Greek archaeologists unearthed an ancient aqueduct and thousands of objects and artifacts dating from Hellenistic and Roman times during the excavations for the expansion of the Athens metro line to Pireaus.
Some of the artifacts will frame the permanent exhibition that will be set up in the metro station called “Municipal Theater” in Piraeus, which is currently under construction.
The exhibition will include, in addition to ancient objects, representations of ancient tanks and wells, a model copy of the aqueduct, as well as an authentic pebble floor from the classical / Hellenistic era that was found during the excavations.
“There is a large volume of ancient material, precisely because the excavation was the largest ever conducted in Piraeus,” archaeologist George Peppas told Athens-Macedonia News Agency (AMNA).
He said that the largest excavation was at the Municipal Theater station, where parts of ancient buildings were uncovered as well as a water supply system. “The uncovering of the aqueduct is very important, Peppas says.
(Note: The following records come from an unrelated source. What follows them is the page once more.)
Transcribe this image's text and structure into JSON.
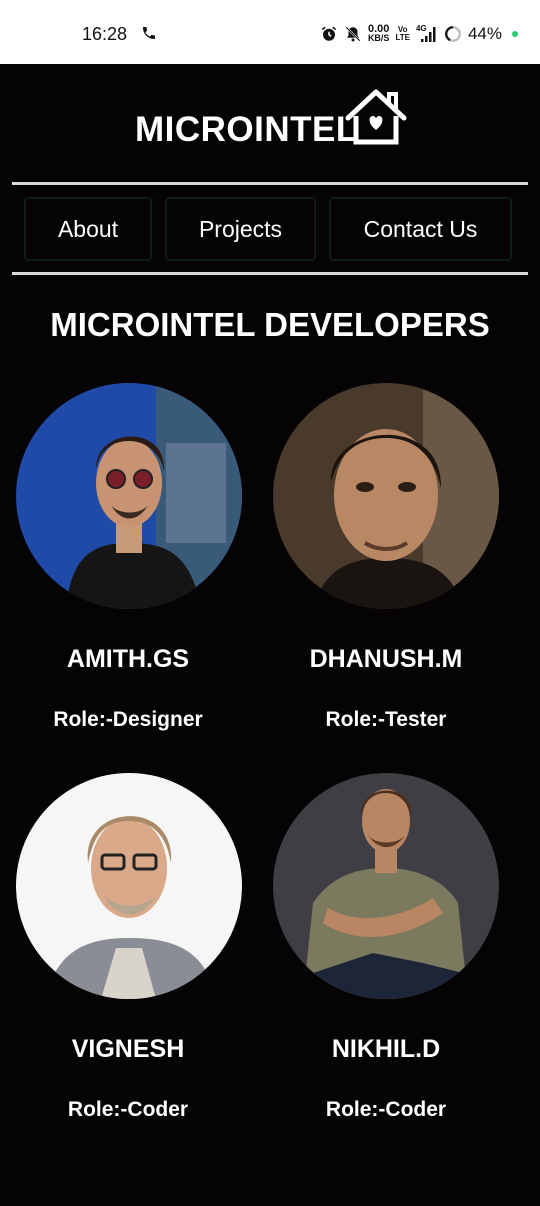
{
  "status_bar": {
    "time": "16:28",
    "net_speed_value": "0.00",
    "net_speed_unit": "KB/S",
    "volte_top": "Vo",
    "volte_bottom": "LTE",
    "network": "4G",
    "battery": "44%",
    "icons": [
      "phone-call-icon",
      "alarm-icon",
      "mute-bell-icon",
      "signal-icon",
      "battery-ring-icon"
    ]
  },
  "header": {
    "brand": "MICROINTEL",
    "logo_icon": "house-heart-icon"
  },
  "nav": {
    "about": "About",
    "projects": "Projects",
    "contact": "Contact Us"
  },
  "main": {
    "title": "MICROINTEL DEVELOPERS",
    "developers": [
      {
        "name": "AMITH.GS",
        "role": "Role:-Designer"
      },
      {
        "name": "DHANUSH.M",
        "role": "Role:-Tester"
      },
      {
        "name": "VIGNESH",
        "role": "Role:-Coder"
      },
      {
        "name": "NIKHIL.D",
        "role": "Role:-Coder"
      }
    ]
  },
  "colors": {
    "background": "#060304",
    "text": "#ffffff",
    "divider": "#d9d9d9"
  }
}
“By excavating 55 meters (180 feet)of its central tunnel at the ‘Municipal Theater’ station, we were able to make a timeline of its operation; that is, from its construction, which must have taken place in the years of Hadrian, to its abandonment during the Gothic invasions. We believe that the water came from Athens through the Long Walls and specifically from the hill of Ardittos,” he adds.
Thousands of other ancient artifacts and objects were also uncovered during the excavations. “We now have the largest collection in Greece of wooden objects that come from houses, not only items of household appliances, furniture, utensils, and tools, but also organic material, such as fruits, wood and tree branches,” says Peppas.
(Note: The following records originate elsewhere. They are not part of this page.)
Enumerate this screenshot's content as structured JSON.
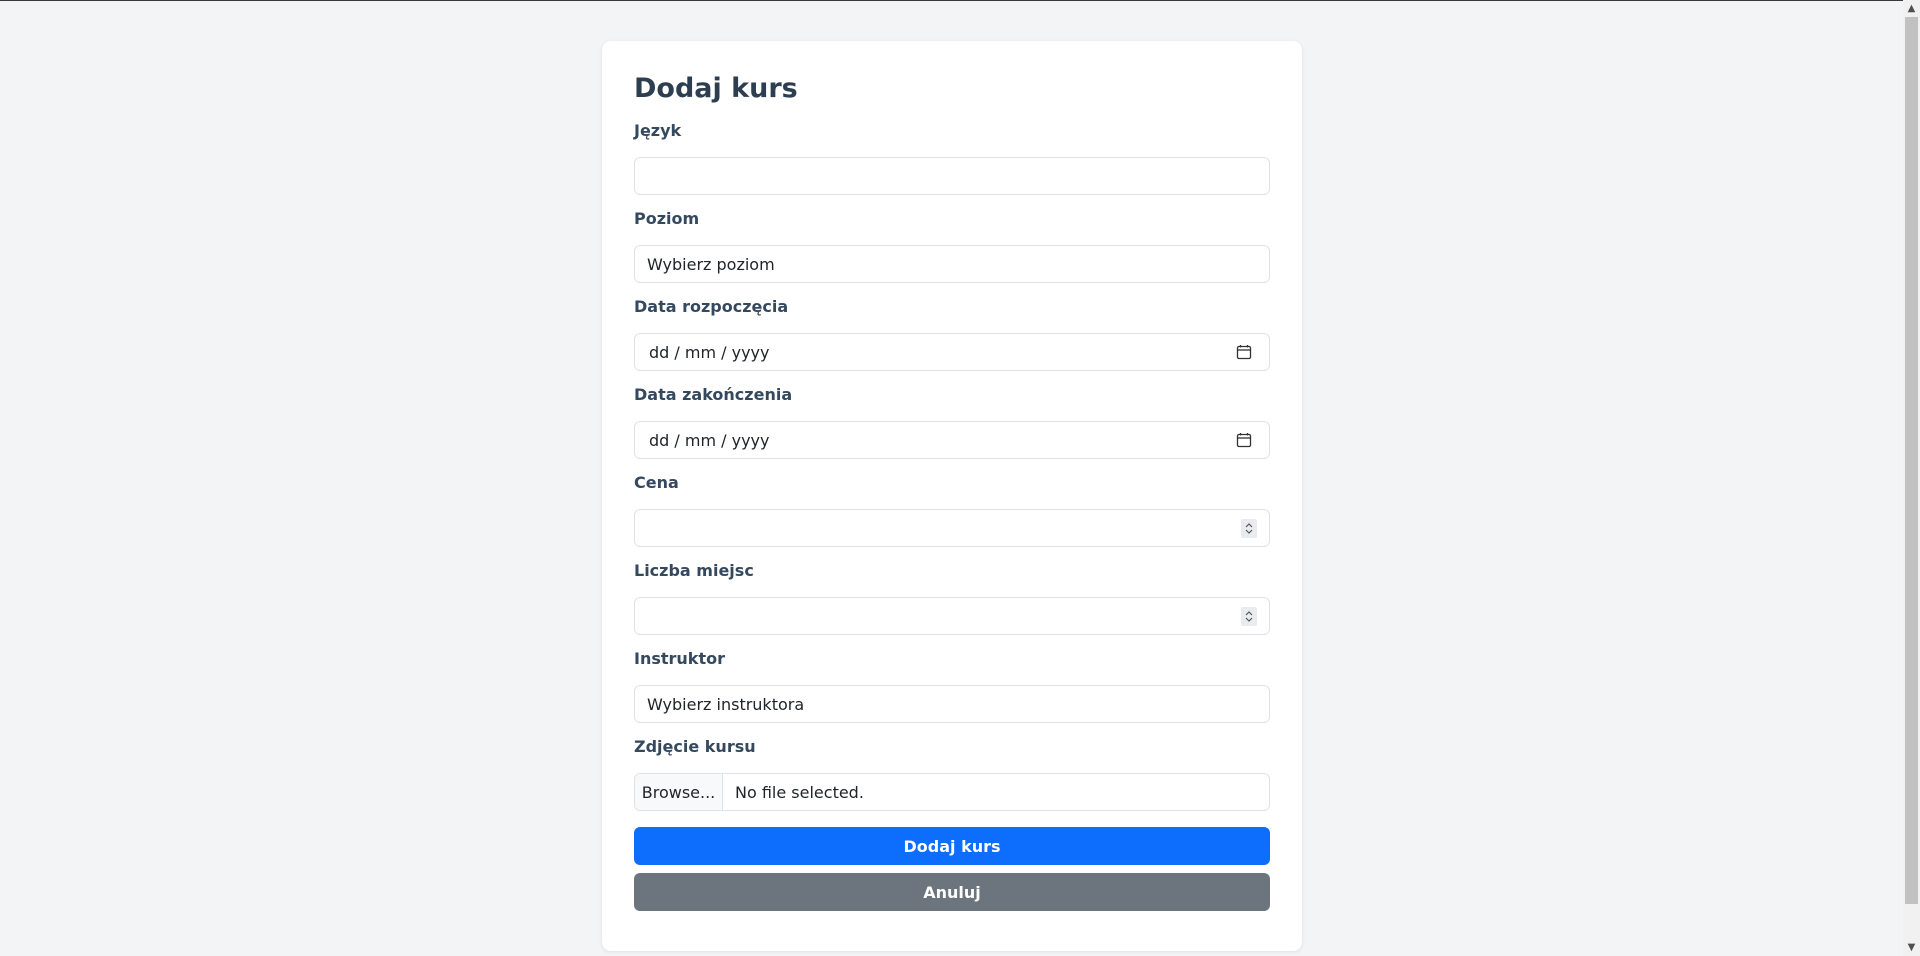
{
  "form": {
    "title": "Dodaj kurs",
    "fields": {
      "language": {
        "label": "Język",
        "value": ""
      },
      "level": {
        "label": "Poziom",
        "value": "Wybierz poziom"
      },
      "start_date": {
        "label": "Data rozpoczęcia",
        "value": "dd / mm / yyyy"
      },
      "end_date": {
        "label": "Data zakończenia",
        "value": "dd / mm / yyyy"
      },
      "price": {
        "label": "Cena",
        "value": ""
      },
      "seats": {
        "label": "Liczba miejsc",
        "value": ""
      },
      "instructor": {
        "label": "Instruktor",
        "value": "Wybierz instruktora"
      },
      "photo": {
        "label": "Zdjęcie kursu",
        "browse_label": "Browse...",
        "status": "No file selected."
      }
    },
    "buttons": {
      "submit_label": "Dodaj kurs",
      "cancel_label": "Anuluj"
    }
  },
  "icons": {
    "date_picker": "calendar-icon",
    "number_spinner": "spinner-icon"
  },
  "colors": {
    "primary": "#0d6efd",
    "secondary": "#6c757d",
    "background": "#f3f4f6",
    "title": "#2c3e50"
  }
}
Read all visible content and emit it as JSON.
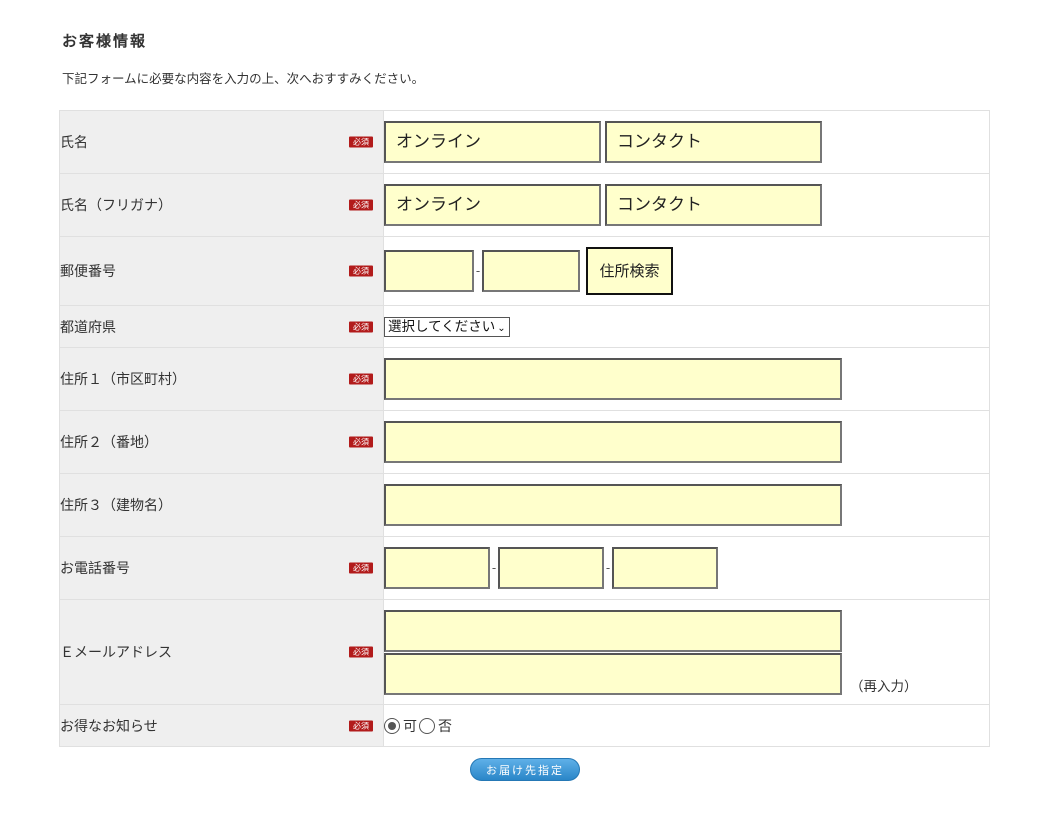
{
  "section_title": "お客様情報",
  "intro": "下記フォームに必要な内容を入力の上、次へおすすみください。",
  "required_badge": "必須",
  "rows": {
    "name": {
      "label": "氏名",
      "last": "オンライン",
      "first": "コンタクト"
    },
    "kana": {
      "label": "氏名（フリガナ）",
      "last": "オンライン",
      "first": "コンタクト"
    },
    "zip": {
      "label": "郵便番号",
      "part1": "",
      "part2": "",
      "separator": "-",
      "search_button": "住所検索"
    },
    "pref": {
      "label": "都道府県",
      "selected": "選択してください"
    },
    "addr1": {
      "label": "住所１（市区町村）",
      "value": ""
    },
    "addr2": {
      "label": "住所２（番地）",
      "value": ""
    },
    "addr3": {
      "label": "住所３（建物名）",
      "value": ""
    },
    "tel": {
      "label": "お電話番号",
      "part1": "",
      "part2": "",
      "part3": "",
      "separator": "-"
    },
    "email": {
      "label": "Ｅメールアドレス",
      "value": "",
      "confirm": "",
      "confirm_note": "（再入力）"
    },
    "news": {
      "label": "お得なお知らせ",
      "option_yes": "可",
      "option_no": "否",
      "selected": "可"
    }
  },
  "submit_label": "お届け先指定",
  "colors": {
    "input_bg": "#ffffcc",
    "label_bg": "#efefef",
    "required": "#b21b1b",
    "button": "#3a95d6"
  }
}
But one artifacts stands above all others: A headless wooden statue of Hermes from the Hellenistic period, which was discovered at the bottom of an ancient well.
“We have proved that the technical construction work of the Metro can be harmoniously combined and give impressive results simultaneously with the archaeological excavation,” Evangelos Kolovos from Attiko Metro, director of the project for the extension of the metro line to Piraeus, told AMNA.
The artifacts discovered have been temporarily moved to a Piraeus workshop, called Xylapothiki, where archaeologists work to identify and classify them. Visitors can visit Xylapothiki and get an insight into the fascinating work being done there.
“It is a unique example in Greece of an exhibition that works in parallel with an open maintenance workshop. The visitor can watch the work from the lofts every day during the hours we work,” Peppas told AMNA.